similar course upon those whom he was addressing: “I have shewed you all things, how that so labouring ye ought to support the weak, and to remember the words of the Lord Jesus, how he said, It is more blessed to give than to receive;" ver. 35.
On the whole, therefore, while the general rule is to be admitted, that the preacher of the Gospel, during the periods when his time is exclusively devoted to his ministerial functions, may properly derive his sustenance from those among whom he is thus engaged ; it is quite evident that, according to the mind of the apostle Paul, any application of this rule, beyond its true limits, is inconsistent with the purity of the divine law, and injurious to the cause of Christianity.

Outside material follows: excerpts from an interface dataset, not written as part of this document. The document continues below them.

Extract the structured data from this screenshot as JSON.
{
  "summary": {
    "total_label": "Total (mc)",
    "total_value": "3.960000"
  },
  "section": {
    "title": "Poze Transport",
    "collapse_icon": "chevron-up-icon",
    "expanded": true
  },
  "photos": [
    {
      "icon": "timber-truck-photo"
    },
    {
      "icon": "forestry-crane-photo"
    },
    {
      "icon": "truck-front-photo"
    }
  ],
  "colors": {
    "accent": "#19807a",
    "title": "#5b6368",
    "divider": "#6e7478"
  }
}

Now, it is the opinion of Friends, that the limits of the rule are transgressed, and the rule itself dangerously perverted, in the practice, so usual among Christians, of hiring the ministers of the Gospel. Here, I must beg my reader to understand that, in using the word "hiring," it is altogether foreign from my intention to express any thing in the least degree offensive to Christian ministers of any denomination. considerable proportion of these persons are truly the servants of the Lord Jesus, - that many of them undertake the oversight of the flock "not for filthy lucre, but of a ready mind,” and are incomparably more intent upon the winning of souls than upon their own temporal advantage, - I both know and am happy to acknowledge. But we are here discussing a general principle; and I use the word in question simply because it is the only one which can properly express my meaning. It is, then, indisputably a practice prevalent in many Christian societies, to hire their ministers; that is to say, to engage the services of their ministers in consideration of pecuniary salaries. As a gentleman agrees with his servant, and a merchant